_Work request_
Below are some records. Say in a single number how many of their lines include the word "help".

_Extracted data_
★ ★ ★ ★
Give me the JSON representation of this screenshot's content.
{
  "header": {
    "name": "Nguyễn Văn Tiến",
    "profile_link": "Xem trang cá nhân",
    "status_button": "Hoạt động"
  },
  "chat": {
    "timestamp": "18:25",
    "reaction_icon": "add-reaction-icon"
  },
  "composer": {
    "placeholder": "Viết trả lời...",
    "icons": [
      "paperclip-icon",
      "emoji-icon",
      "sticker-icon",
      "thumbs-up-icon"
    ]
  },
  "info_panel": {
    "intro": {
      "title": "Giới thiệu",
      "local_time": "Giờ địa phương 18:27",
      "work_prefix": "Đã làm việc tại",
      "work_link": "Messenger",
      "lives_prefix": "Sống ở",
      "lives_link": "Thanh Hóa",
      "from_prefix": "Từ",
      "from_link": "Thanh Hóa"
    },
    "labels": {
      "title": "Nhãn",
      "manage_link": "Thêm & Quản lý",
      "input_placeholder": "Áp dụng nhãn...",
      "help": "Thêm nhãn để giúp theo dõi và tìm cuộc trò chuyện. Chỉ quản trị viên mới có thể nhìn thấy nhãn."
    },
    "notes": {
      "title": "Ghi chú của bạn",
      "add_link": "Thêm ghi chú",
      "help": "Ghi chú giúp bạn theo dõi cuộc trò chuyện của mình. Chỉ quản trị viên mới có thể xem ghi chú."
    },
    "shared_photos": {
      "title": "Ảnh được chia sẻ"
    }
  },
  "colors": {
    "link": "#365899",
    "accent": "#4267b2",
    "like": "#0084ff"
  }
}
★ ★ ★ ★
_Output_
2